The snubber 330 consists of capacitor 315 connected in series with resistor 320. This series arrangement is connected across the drain (D) and source (S) terminals of FET 315. Steering diode 322 connects from the junction of resistor 320 and capacitor 315 to the power supply 340 of PWM 321 and gate driver 312 (the power supply is represented by zener diode 317 and capacitor 323).
In an AC to DC converter, AC is rectified to DC first. For example, the rectified DC voltage 319 is about 170 Vdc. This voltage exists between the top of inductor 313 labeled +, and the source (S) of FET 311 when the FET is off. Capacitor 315 charges, to about 160 Vdc, via diode 322 when FET 311 is off.
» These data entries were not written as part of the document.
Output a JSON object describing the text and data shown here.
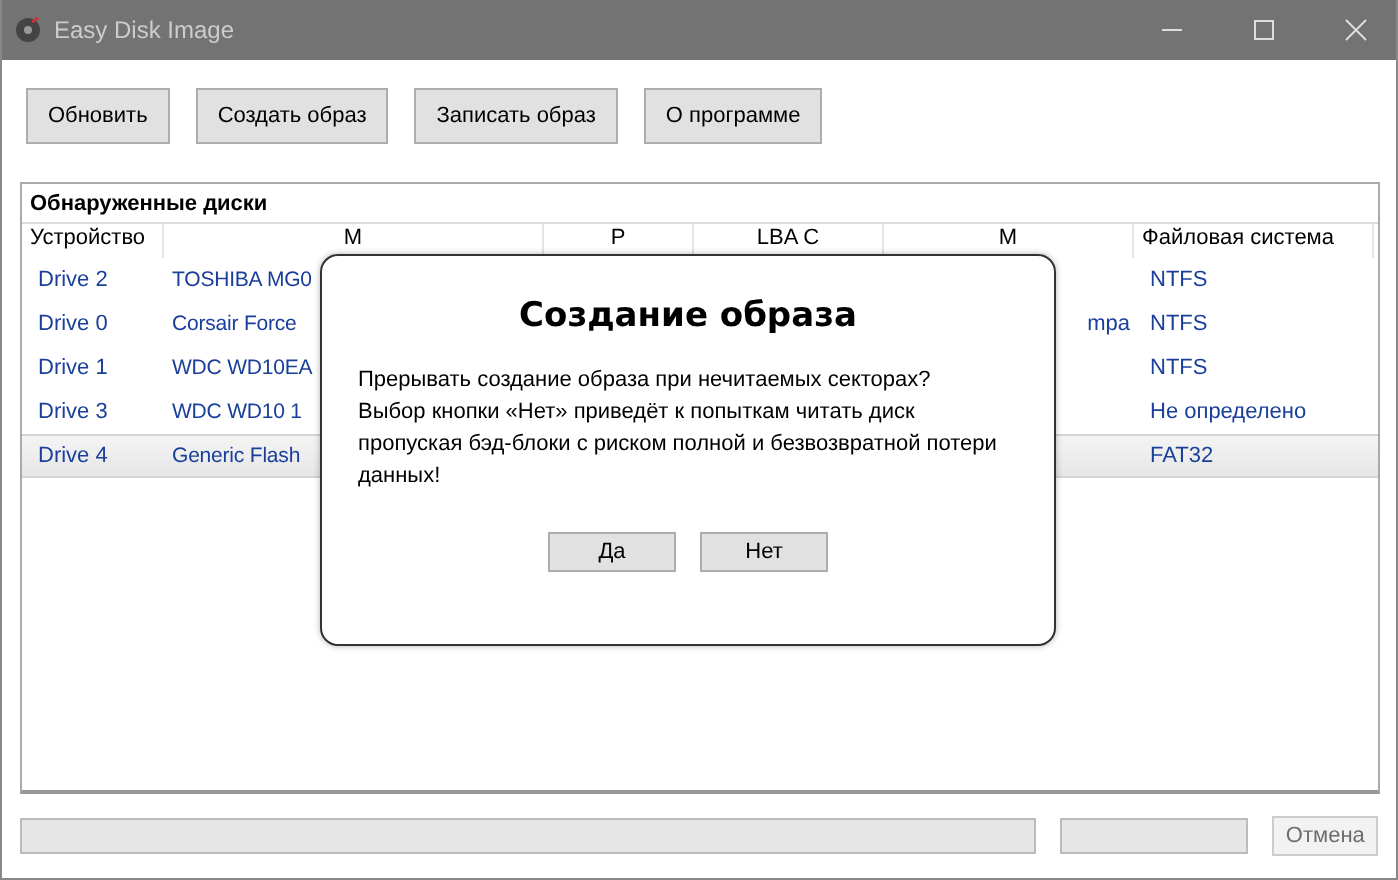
{
  "window": {
    "title": "Easy Disk Image"
  },
  "toolbar": [
    "Обновить",
    "Создать образ",
    "Записать образ",
    "О программе"
  ],
  "group_title": "Обнаруженные диски",
  "columns": [
    "Устройство",
    "М",
    "Р",
    "LBA С",
    "М",
    "Файловая система"
  ],
  "rows": [
    {
      "device": "Drive 2",
      "model": "TOSHIBA MG0",
      "column_5": "",
      "fs": "NTFS",
      "selected": false
    },
    {
      "device": "Drive 0",
      "model": "Corsair Force",
      "column_5": "mpa",
      "fs": "NTFS",
      "selected": false
    },
    {
      "device": "Drive 1",
      "model": "WDC WD10EA",
      "column_5": "",
      "fs": "NTFS",
      "selected": false
    },
    {
      "device": "Drive 3",
      "model": "WDC WD10 1",
      "column_5": "",
      "fs": "Не определено",
      "selected": false
    },
    {
      "device": "Drive 4",
      "model": "Generic Flash",
      "column_5": "",
      "fs": "FAT32",
      "selected": true
    }
  ],
  "dialog": {
    "title": "Создание образа",
    "message": "Прерывать создание образа при нечитаемых секторах?\nВыбор кнопки «Нет» приведёт к попыткам читать диск\nпропуская бэд-блоки с риском полной и безвозвратной потери\nданных!",
    "buttons": [
      "Да",
      "Нет"
    ]
  },
  "progress": {
    "level": 0
  },
  "cancel_button": {
    "label": "Отмена",
    "disabled": true
  }
}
The capacitor can charge to a maximum of 170 Vdc minus power supply 340 voltage (illustratively, about 10 Vdc) through diode 322. This charging puts energy into power supply 340 since the charge current flows into it via diode 322. The capacitor can then charge further through resistor 320.
When PWM 321 decides to turn on FET 311, it signals gate driver 312 to turn on, which in turn applies a gate control voltage between gate and source of FET 311. As a result, FET 311 turns on causing the voltage at the drain terminal to go to about 0 Vdc. The voltage on both sides of capacitor 315 decreases by about 170 Vdc. This negative voltage at the junction of resistor 320 and capacitor 315 further reverse biases diode 322. Now capacitor 315 starts discharging through resistor 320. Capacitor 315 can discharge fully (via path 370), which is dictated by the RC time constant, if FET 311 remains "on" long enough.
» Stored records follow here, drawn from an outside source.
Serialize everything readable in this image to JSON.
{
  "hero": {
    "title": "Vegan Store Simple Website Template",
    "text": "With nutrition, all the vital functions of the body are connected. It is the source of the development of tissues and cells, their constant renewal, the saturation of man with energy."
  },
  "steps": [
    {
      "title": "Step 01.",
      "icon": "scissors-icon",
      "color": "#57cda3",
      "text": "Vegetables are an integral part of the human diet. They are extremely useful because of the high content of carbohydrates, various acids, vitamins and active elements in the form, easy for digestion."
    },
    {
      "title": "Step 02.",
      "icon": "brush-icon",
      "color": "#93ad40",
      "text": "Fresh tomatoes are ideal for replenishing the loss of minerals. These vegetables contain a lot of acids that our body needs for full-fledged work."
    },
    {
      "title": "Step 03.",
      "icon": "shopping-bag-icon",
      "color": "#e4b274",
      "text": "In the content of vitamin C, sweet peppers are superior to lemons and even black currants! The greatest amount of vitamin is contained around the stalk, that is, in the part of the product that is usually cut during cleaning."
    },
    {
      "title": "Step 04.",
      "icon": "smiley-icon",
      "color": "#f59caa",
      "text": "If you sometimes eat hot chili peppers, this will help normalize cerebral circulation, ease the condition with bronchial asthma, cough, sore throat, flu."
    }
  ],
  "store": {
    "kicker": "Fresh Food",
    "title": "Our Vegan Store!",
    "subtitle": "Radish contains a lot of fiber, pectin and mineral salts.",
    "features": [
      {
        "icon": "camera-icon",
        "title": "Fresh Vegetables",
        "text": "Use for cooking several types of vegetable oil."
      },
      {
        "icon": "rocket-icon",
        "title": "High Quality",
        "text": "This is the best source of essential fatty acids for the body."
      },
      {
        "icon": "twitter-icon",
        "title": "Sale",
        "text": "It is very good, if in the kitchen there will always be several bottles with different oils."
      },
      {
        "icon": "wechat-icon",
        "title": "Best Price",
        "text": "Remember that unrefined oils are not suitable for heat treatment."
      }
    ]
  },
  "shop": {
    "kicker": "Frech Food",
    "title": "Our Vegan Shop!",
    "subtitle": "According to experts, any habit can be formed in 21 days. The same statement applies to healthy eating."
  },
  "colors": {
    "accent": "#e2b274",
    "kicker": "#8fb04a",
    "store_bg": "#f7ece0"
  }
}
When FET 311 turns off, capacitor 315 begins to charge again through diode 322 as mentioned above (via path 360). This dumps a portion of the L di/dt energy of inductive load 313 into power supply 340 via diode 322. The load 380 is driven by the switching circuit.
Resistor 314 is present to provide enough power to turn FET 311 "on" for the first time. From then on the resistor can be removed or switched out of the circuit (by switch 324). If switch 324 is not used, for a 120 V AC to DC switching regulator, the resistor 314 value can be, illustratively, about 150 kilo ohms. This results in only about 190 milliwatts of power dissipation in resistor 314. Several orders of magnitude of power would have been dissipated in this resistor if the conventional snubber circuit shown in FIG. 1 was used. Alternatively, resistor 314 can be utilized without switch 324 with the result that the power efficiency of the switching regulator will be further increased.
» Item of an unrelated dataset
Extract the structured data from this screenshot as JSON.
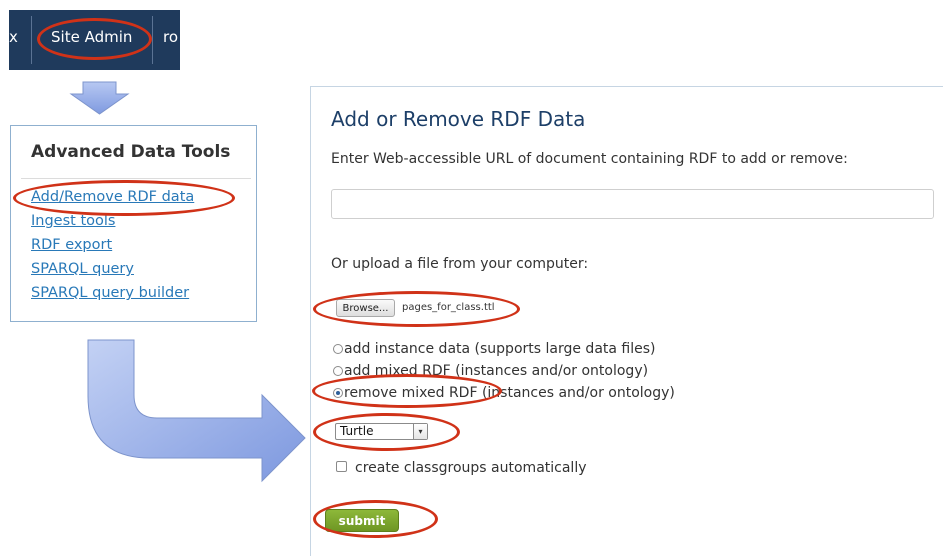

As described previously, in Foley's circuit (FIG. 2), the value of resistor 216 has to be a high value to reduce its heat dissipation. However, when resistor 216 is a high value, not enough current can be steered into the power supply of base driver 211. Thus, with the limited power Foley is only able to drive his base driver 212. In the present invention, snubber 330 provides enough energy each cycle to power both PWM 321 and gate driver 312, thereby improving the power efficiency of the switching regulator.
While the present invention has been described using a FET power transistor, it should be understood that the invention will work with vacuum tubes and other types of power transistors, such as bi-polar transistors, transistors in Darlington configurations, etc. Also, load 380 could be transformer-coupled instead of being directly connected across inductor 313.
FIG. 4 shows the circuit of FIG. 3 arranged with a bi-polar transistor 311 a substituted for FET 311 and a transformer 313a which couples load 380a to the switching power regulator.
What has been described is merely illustrative of the application of the principles of the present invention. Other arrangements and methods can be implemented by those skilled in the art without departing from the spirit and scope of the present invention.